## Task item
Return each line of the listing in which the word "meta" appears.

## Data shown
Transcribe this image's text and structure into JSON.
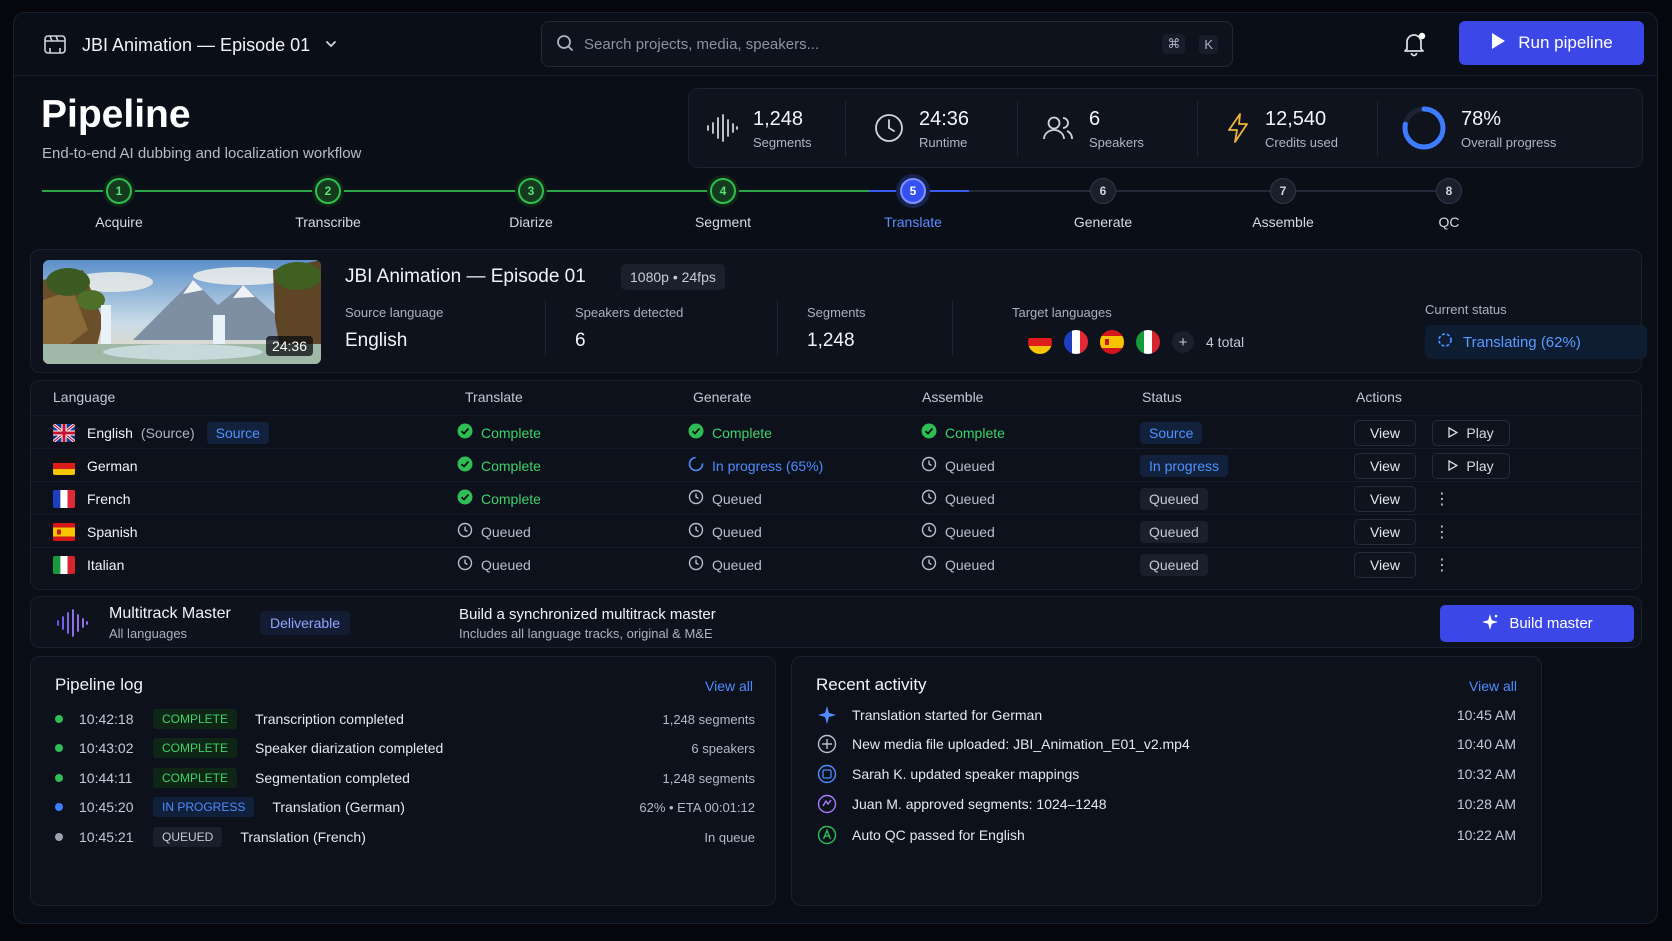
{
  "topbar": {
    "project_title": "JBI Animation — Episode 01",
    "search_placeholder": "Search projects, media, speakers...",
    "shortcut_cmd": "⌘",
    "shortcut_key": "K",
    "run_label": "Run pipeline"
  },
  "header": {
    "title": "Pipeline",
    "subtitle": "End-to-end AI dubbing and localization workflow"
  },
  "stats": [
    {
      "value": "1,248",
      "label": "Segments",
      "icon": "waveform-icon"
    },
    {
      "value": "24:36",
      "label": "Runtime",
      "icon": "clock-icon"
    },
    {
      "value": "6",
      "label": "Speakers",
      "icon": "users-icon"
    },
    {
      "value": "12,540",
      "label": "Credits used",
      "icon": "bolt-icon"
    },
    {
      "value": "78%",
      "label": "Overall progress",
      "icon": "progress-ring-icon",
      "progress": 0.78
    }
  ],
  "steps": [
    {
      "n": "1",
      "label": "Acquire",
      "state": "done"
    },
    {
      "n": "2",
      "label": "Transcribe",
      "state": "done"
    },
    {
      "n": "3",
      "label": "Diarize",
      "state": "done"
    },
    {
      "n": "4",
      "label": "Segment",
      "state": "done"
    },
    {
      "n": "5",
      "label": "Translate",
      "state": "active"
    },
    {
      "n": "6",
      "label": "Generate",
      "state": "todo"
    },
    {
      "n": "7",
      "label": "Assemble",
      "state": "todo"
    },
    {
      "n": "8",
      "label": "QC",
      "state": "todo"
    }
  ],
  "media": {
    "duration": "24:36",
    "title": "JBI Animation — Episode 01",
    "format": "1080p • 24fps",
    "source_language_label": "Source language",
    "source_language": "English",
    "speakers_label": "Speakers detected",
    "speakers": "6",
    "segments_label": "Segments",
    "segments": "1,248",
    "targets_label": "Target languages",
    "targets_total": "4 total",
    "add_symbol": "+",
    "status_label": "Current status",
    "status_value": "Translating (62%)"
  },
  "table": {
    "headers": {
      "language": "Language",
      "translate": "Translate",
      "generate": "Generate",
      "assemble": "Assemble",
      "status": "Status",
      "actions": "Actions"
    },
    "rows": [
      {
        "lang": "English",
        "source_note": "(Source)",
        "source_tag": "Source",
        "flag": "uk",
        "translate": "Complete",
        "t_state": "ok",
        "generate": "Complete",
        "g_state": "ok",
        "assemble": "Complete",
        "a_state": "ok",
        "status": "Source",
        "s_state": "src",
        "view": "View",
        "play": "Play"
      },
      {
        "lang": "German",
        "flag": "de",
        "translate": "Complete",
        "t_state": "ok",
        "generate": "In progress (65%)",
        "g_state": "prog",
        "assemble": "Queued",
        "a_state": "q",
        "status": "In progress",
        "s_state": "src",
        "view": "View",
        "play": "Play"
      },
      {
        "lang": "French",
        "flag": "fr",
        "translate": "Complete",
        "t_state": "ok",
        "generate": "Queued",
        "g_state": "q",
        "assemble": "Queued",
        "a_state": "q",
        "status": "Queued",
        "s_state": "q",
        "view": "View",
        "more": "⋮"
      },
      {
        "lang": "Spanish",
        "flag": "es",
        "translate": "Queued",
        "t_state": "q",
        "generate": "Queued",
        "g_state": "q",
        "assemble": "Queued",
        "a_state": "q",
        "status": "Queued",
        "s_state": "q",
        "view": "View",
        "more": "⋮"
      },
      {
        "lang": "Italian",
        "flag": "it",
        "translate": "Queued",
        "t_state": "q",
        "generate": "Queued",
        "g_state": "q",
        "assemble": "Queued",
        "a_state": "q",
        "status": "Queued",
        "s_state": "q",
        "view": "View",
        "more": "⋮"
      }
    ]
  },
  "master": {
    "title": "Multitrack Master",
    "subtitle": "All languages",
    "tag": "Deliverable",
    "headline": "Build a synchronized multitrack master",
    "detail": "Includes all language tracks, original & M&E",
    "button": "Build master"
  },
  "log": {
    "title": "Pipeline log",
    "view_all": "View all",
    "rows": [
      {
        "time": "10:42:18",
        "badge": "COMPLETE",
        "state": "ok",
        "msg": "Transcription completed",
        "meta": "1,248 segments"
      },
      {
        "time": "10:43:02",
        "badge": "COMPLETE",
        "state": "ok",
        "msg": "Speaker diarization completed",
        "meta": "6 speakers"
      },
      {
        "time": "10:44:11",
        "badge": "COMPLETE",
        "state": "ok",
        "msg": "Segmentation completed",
        "meta": "1,248 segments"
      },
      {
        "time": "10:45:20",
        "badge": "IN PROGRESS",
        "state": "prog",
        "msg": "Translation (German)",
        "meta": "62% • ETA 00:01:12"
      },
      {
        "time": "10:45:21",
        "badge": "QUEUED",
        "state": "q",
        "msg": "Translation (French)",
        "meta": "In queue"
      }
    ]
  },
  "activity": {
    "title": "Recent activity",
    "view_all": "View all",
    "rows": [
      {
        "icon": "sparkle-icon",
        "msg": "Translation started for German",
        "time": "10:45 AM"
      },
      {
        "icon": "upload-icon",
        "msg": "New media file uploaded: JBI_Animation_E01_v2.mp4",
        "time": "10:40 AM"
      },
      {
        "icon": "speaker-map-icon",
        "msg": "Sarah K. updated speaker mappings",
        "time": "10:32 AM"
      },
      {
        "icon": "approve-icon",
        "msg": "Juan M. approved segments: 1024–1248",
        "time": "10:28 AM"
      },
      {
        "icon": "qc-pass-icon",
        "msg": "Auto QC passed for English",
        "time": "10:22 AM"
      }
    ]
  },
  "colors": {
    "accent": "#3b47e6",
    "success": "#3ed36a",
    "progress": "#4d8dff",
    "background": "#0a0e17"
  }
}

## Worked solution
        "meta": "1,248 segments"
        "meta": "6 speakers"
        "meta": "1,248 segments"
        "meta": "62% • ETA 00:01:12"
        "meta": "In queue"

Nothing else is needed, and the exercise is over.